—John Grogan,

Marley & Me: Life and Love with the World’s Worst Dog

(William Morrow 2005)


There is no doubt that pets make our lives better. There have been numerous scientific studies demonstrating that pet ownership is beneficial to our mental and physical wellbeing. See How to Stay Healthy Around Pets, Centers for Disease Control and Prevention, For some, owning a pet is a necessity because they need the help of a service animal or emotional support animal. This post will discuss some of the questions we receive regarding bringing a service or emotional support animal into the workplace. As a starting point, it is important to understand the difference between service animals and emotional support animals.

Under Title I of the Americans with Disabilities Act (“ADA”), which is the provision related to employment, service animals are not discussed. The ADA covers employers with fifteen (15) or more employees, including state and local governments. Florida has similar protections under the Florida Civil Rights Act (“FCRA”). Title II and Title III of the ADA recognize only dogs as service animals, and regulations issued by the Department of Justice also include miniature horses as service animals. To qualify as a service animal, the dog (or miniature horse) must be individually trained to do work or perform a task for an individual with a disability. The task(s) performed must be directly related to the individual’s disability. For example, a service dog may be trained to alert an individual with diabetes when his blood sugar is low. Under the ADA, a service animal does not have to be professionally trained. Service animals must remain under the control of their handlers, and handlers must ensure the animal is housetrained.

Emotional support animals, by contrast, are not considered “service animals” under the ADA. Emotional support animals do not have special training to perform a task related to a disability, but they are undeniably important to their owners and often provide companionship and can help with depression, anxiety, and similar conditions. It may very well be that an individual has a disability and that the emotional support animal assists him with performing the essential functions of his position. For example, an employee with anxiety disorder may need the emotional support animal present to mitigate the disorder and help him perform his work.

Employees seeking to bring service animals or emotional support animals into the workplace should first approach the employer (often the human resources department) and make the reasonable accommodation request of bringing in the animal to assist with his or her disability. The employer should then engage in an interactive discussion with the employee to learn about the disability, how it impacts the employee’s major life activities, and how the disability impedes the employee from performing his duties. If the disability is not apparent and/or the reason for needing the animal is not clear, employers can request documentation related to the disability and/or request. It is important to note that the request and any other aspect of the process should be in writing. Under the ADA (and the FCRA), employers are obligated only to provide a reasonable accommodation and not the preferred accommodation if alternatives exist. The employer may thus provide another accommodation that would permit the employee to perform the essential functions of his position. Employers may deny a reasonable accommodation request if the request would create an undue hardship on the business, although this is a narrow exception.

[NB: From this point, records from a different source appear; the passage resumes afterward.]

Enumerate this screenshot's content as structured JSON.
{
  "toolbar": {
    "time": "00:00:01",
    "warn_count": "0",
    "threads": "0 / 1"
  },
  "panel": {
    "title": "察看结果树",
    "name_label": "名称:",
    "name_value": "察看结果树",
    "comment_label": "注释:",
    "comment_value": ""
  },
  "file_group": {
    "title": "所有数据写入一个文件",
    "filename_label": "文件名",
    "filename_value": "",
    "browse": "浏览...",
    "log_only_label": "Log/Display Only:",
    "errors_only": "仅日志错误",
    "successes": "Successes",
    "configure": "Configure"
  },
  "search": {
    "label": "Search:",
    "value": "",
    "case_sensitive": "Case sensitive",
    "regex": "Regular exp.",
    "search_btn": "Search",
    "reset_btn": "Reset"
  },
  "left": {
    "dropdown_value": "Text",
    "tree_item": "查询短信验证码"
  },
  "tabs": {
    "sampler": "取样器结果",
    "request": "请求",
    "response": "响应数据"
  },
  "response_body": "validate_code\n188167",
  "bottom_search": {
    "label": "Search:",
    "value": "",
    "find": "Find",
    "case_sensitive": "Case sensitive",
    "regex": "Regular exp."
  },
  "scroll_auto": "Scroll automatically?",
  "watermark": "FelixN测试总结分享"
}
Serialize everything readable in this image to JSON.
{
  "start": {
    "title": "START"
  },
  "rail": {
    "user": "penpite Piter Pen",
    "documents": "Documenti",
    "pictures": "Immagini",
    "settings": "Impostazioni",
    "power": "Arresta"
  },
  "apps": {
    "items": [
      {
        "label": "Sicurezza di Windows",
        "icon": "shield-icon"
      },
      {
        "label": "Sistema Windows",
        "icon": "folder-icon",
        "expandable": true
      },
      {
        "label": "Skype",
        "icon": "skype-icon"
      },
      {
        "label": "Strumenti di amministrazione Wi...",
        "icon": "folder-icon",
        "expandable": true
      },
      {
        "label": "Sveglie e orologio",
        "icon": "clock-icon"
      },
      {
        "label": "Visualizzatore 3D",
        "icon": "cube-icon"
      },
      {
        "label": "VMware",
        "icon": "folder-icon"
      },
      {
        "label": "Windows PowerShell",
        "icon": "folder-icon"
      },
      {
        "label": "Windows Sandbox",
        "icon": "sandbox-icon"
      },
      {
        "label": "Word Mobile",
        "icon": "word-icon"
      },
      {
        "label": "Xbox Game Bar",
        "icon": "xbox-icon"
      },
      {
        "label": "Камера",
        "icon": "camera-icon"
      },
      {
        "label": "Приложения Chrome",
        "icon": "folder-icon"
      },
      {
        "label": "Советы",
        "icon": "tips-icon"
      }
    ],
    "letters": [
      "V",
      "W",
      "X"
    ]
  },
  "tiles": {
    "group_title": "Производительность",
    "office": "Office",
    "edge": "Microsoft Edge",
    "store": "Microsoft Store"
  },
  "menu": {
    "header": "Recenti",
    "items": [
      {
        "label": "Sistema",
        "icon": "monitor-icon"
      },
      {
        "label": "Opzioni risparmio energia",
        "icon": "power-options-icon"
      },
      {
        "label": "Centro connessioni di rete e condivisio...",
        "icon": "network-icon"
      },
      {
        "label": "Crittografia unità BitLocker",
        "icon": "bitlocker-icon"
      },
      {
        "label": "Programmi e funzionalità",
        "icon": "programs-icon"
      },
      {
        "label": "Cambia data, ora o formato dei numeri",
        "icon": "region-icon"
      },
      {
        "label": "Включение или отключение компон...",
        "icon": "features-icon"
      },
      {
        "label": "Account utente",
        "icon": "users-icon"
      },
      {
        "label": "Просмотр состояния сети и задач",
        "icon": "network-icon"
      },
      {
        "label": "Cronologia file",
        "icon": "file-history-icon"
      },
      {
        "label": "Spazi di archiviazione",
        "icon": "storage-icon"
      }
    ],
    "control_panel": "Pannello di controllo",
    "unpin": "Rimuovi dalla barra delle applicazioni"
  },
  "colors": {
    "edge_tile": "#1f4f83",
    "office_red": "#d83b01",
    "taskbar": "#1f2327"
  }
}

Likely, after engaging in the interactive process, an employer will be obligated to permit an employee to bring a trained service animal into the workplace. The animal should be permitted in any areas where the employee is permitted, with limited possible exceptions (e.g., a sterile environment). There may, however, be other alternatives to allowing an employee to bring an emotional support animal into the workplace. It is critical that employers carefully consider requests from employees and communication is, as usual, vital.

The decision to seek a reasonable accommodation in the workplace or to respond to an employee’s request can be confusing. If you need assistance in ensuring that you do not end up in a “ruff” situation, please reach out to us.